The critical limiting factor in the clinical implementation of an immortalized cell line for tissue engineering purposes is immune rejection. Importantly, the technology that is required for manipulation of the cellular genome, ranging from selective gene knockdown to intricately controlled regulation of gene expression,32 is now readily available, creating new possibilities for the development of a cell line that can be effectively engineered to target key immune-regulatory mechanisms and potentially eliminate the subsequent need for systemic immunosuppression. The ability to manipulate an epithelial cell line in vitro to enhance intrinsic anti-inflammatory and anti-rejection signaling pathways may open a future avenue for therapeutic management of bilateral stem cell deficiency when currently available approaches have failed. In summary, the ability of the HyTK cell line to adhere and stratify to the damaged mouse cornea represents a novel model for studying differentiation and epithelial-niche interactions in vivo with potential applications in tissue engineering.
Supported in Part by NIH Grant R01 EY018219 (DMR), Core Grant EY020799, OneSight Research Foundation, Dallas, Texas (DMR), and a Career Development Award (DMR) and an unrestricted grant from Research to Prevent Blindness, Inc., New York, New York.
Declaration of interest: The authors report no conflicts of interest.
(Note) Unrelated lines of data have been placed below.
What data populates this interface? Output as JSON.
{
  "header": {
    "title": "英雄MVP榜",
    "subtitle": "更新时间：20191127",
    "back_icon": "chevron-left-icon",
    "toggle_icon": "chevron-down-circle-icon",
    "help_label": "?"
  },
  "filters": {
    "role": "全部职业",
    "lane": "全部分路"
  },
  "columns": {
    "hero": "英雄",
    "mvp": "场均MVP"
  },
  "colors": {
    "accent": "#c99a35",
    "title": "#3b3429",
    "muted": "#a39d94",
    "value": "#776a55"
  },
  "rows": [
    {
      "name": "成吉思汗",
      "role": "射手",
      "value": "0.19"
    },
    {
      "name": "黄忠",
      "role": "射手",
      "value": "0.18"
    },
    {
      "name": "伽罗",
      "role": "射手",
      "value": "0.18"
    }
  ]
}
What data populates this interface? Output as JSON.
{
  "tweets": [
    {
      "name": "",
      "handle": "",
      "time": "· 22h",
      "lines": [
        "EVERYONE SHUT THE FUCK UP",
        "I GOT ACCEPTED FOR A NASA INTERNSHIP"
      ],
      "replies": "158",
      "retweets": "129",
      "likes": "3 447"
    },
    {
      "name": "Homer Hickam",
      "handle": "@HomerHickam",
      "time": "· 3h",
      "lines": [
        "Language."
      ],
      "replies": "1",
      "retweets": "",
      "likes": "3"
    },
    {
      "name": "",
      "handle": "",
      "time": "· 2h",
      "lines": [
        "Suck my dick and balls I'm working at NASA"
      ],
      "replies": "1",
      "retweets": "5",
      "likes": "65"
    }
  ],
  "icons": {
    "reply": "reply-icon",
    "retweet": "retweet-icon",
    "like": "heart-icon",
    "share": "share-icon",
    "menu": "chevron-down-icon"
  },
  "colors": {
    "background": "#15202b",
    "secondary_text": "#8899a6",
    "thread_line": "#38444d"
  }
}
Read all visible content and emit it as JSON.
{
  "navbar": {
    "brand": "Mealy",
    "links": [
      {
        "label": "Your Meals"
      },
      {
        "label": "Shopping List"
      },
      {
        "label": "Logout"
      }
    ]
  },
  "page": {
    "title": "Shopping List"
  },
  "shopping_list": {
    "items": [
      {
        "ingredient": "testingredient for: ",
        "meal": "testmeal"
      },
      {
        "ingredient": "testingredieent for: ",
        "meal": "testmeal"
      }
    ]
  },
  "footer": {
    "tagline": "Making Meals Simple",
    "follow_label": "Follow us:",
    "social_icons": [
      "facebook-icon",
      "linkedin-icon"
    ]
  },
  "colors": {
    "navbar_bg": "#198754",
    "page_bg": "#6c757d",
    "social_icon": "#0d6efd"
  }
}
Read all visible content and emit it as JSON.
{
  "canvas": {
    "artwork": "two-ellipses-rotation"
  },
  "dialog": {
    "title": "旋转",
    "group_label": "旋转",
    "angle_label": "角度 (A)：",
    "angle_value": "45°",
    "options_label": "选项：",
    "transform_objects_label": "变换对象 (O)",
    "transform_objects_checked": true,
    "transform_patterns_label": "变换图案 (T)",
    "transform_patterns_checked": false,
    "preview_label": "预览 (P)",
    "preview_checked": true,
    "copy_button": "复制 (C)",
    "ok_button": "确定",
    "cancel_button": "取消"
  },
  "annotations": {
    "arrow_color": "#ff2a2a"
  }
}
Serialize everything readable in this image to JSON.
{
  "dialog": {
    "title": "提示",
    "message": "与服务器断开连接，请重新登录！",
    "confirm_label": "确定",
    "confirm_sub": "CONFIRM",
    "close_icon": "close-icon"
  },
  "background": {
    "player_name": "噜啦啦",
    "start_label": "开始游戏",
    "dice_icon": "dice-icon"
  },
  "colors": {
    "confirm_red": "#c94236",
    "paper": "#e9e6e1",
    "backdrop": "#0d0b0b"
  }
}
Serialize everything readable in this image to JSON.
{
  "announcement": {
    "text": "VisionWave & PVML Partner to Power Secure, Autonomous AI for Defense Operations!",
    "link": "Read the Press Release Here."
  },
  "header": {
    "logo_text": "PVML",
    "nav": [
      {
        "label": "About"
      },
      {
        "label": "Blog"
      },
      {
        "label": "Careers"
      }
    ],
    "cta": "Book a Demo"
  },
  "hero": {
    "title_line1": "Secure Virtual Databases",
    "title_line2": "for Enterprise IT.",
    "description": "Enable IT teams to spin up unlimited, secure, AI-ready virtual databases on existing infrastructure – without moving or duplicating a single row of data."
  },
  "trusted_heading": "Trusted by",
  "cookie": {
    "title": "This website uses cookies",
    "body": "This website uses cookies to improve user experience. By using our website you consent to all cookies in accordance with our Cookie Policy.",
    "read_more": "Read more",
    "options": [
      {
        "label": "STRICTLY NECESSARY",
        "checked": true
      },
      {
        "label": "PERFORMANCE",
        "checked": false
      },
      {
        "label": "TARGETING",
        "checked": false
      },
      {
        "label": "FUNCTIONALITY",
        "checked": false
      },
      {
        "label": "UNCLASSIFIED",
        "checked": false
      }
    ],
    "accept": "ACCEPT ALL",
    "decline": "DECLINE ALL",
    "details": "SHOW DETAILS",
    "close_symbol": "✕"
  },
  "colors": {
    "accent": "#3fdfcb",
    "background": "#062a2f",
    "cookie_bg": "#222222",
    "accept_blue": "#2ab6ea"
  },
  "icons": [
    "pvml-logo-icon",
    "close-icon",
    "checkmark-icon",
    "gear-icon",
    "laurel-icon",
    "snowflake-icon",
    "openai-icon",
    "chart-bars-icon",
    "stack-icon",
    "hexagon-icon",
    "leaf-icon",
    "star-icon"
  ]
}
The authors alone are responsible for the content and writing of the paper.